Every student has the potential to achieve extraordinary things. We've heard that before haven't we? The platitudes that serve only to mislead and disappoint, seldom backed up with the hard messages of what it really takes to succeed. The truth is, it isn't easy. Life for students can be tough and the global pandemic made it even harder. As students returned to school after 18 months of unprecedented disruption, we wanted to share an irrefutable truth with them in our commencement speech. Greatness isn't born. It's learned.
If you do nothing else, I urge you to play the commencement speech at the start of the school year: https://www.becomingx.com/education/
Get them inspired, get them motivated and get them to understand that nobody achieves success without a considerable amount of grit.
There is so much to learn and to talk about. ‘Grit’ is most definitely a teaching rabbit hole, but I assure you, it is one well worth falling down.
Sources and Further Reading 1)The Centre for Real-World Learning identified 5 key habits of mind involved in the creative thinking process, persistence and discipline are two of them.
2) Angela wrote a paper in 2007 entitled Grit: perseverance and passion for long-term goals. She went on to present a TED talk on the same subject in 2013 (nearly 10 million views) and in 2016 turned her findings into a book and a New York Times best-seller.
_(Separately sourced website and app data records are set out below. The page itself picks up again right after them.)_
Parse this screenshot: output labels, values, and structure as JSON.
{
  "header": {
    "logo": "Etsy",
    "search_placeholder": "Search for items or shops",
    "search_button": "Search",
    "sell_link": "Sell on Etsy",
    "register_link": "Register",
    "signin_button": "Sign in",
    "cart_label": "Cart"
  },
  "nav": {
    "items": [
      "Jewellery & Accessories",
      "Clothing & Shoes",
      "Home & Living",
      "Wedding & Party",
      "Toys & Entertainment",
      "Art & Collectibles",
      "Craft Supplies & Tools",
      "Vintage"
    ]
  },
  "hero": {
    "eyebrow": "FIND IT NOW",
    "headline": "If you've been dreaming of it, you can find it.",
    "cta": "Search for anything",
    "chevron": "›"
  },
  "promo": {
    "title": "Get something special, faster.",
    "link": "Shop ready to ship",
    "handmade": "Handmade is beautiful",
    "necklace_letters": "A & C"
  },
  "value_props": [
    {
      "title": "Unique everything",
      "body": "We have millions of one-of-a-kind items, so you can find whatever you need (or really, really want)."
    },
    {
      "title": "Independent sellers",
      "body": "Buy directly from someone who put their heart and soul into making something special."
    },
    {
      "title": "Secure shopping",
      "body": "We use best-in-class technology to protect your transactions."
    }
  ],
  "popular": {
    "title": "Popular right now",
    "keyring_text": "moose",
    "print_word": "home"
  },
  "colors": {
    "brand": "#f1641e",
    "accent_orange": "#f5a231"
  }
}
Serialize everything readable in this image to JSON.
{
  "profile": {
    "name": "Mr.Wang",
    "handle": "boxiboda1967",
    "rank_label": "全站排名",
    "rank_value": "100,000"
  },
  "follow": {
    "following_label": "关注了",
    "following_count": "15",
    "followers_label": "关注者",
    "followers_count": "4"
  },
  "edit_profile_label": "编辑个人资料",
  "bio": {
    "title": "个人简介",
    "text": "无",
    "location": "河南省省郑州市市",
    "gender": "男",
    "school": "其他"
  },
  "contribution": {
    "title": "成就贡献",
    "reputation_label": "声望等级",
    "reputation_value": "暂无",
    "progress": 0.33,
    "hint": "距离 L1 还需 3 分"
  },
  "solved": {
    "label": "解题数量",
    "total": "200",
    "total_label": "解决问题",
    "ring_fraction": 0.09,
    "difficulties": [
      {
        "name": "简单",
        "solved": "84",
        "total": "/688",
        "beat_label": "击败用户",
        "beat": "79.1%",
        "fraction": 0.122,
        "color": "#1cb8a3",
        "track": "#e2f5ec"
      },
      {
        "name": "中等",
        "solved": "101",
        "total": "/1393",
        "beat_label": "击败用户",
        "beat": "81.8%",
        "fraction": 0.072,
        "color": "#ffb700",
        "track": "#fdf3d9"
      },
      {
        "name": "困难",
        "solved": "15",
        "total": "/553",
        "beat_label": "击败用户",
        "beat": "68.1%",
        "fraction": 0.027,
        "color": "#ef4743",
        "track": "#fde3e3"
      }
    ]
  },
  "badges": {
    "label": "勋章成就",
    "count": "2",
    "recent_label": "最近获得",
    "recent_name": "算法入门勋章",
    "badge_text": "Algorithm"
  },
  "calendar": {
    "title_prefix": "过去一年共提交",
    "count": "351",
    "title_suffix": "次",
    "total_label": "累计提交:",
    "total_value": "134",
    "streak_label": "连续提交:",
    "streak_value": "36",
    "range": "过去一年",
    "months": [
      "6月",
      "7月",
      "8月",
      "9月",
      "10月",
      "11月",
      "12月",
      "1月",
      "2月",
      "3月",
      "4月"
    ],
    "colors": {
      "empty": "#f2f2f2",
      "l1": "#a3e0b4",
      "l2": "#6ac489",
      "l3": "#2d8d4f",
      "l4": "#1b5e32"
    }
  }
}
Read her work here :https://psycnet.apa.org/record/2007-07951-009
3) Angela Duckworth - Psychology of Achievement https://www.youtube.com/watch?v=_k8VFv2YbkY
4) )How I Wish I’d Taught Maths - Craig Barton
8)Teaching Creative Thinking - Bill Lucas and Ellen Spencer
An abridged version of the below was published in the fabulous RISE magazine Issue 3 in May 2022 - a publication packed with all aspects of primary and secondary education from a diverse, rich bank of knowledge. You might want to share yours? Authors welcome.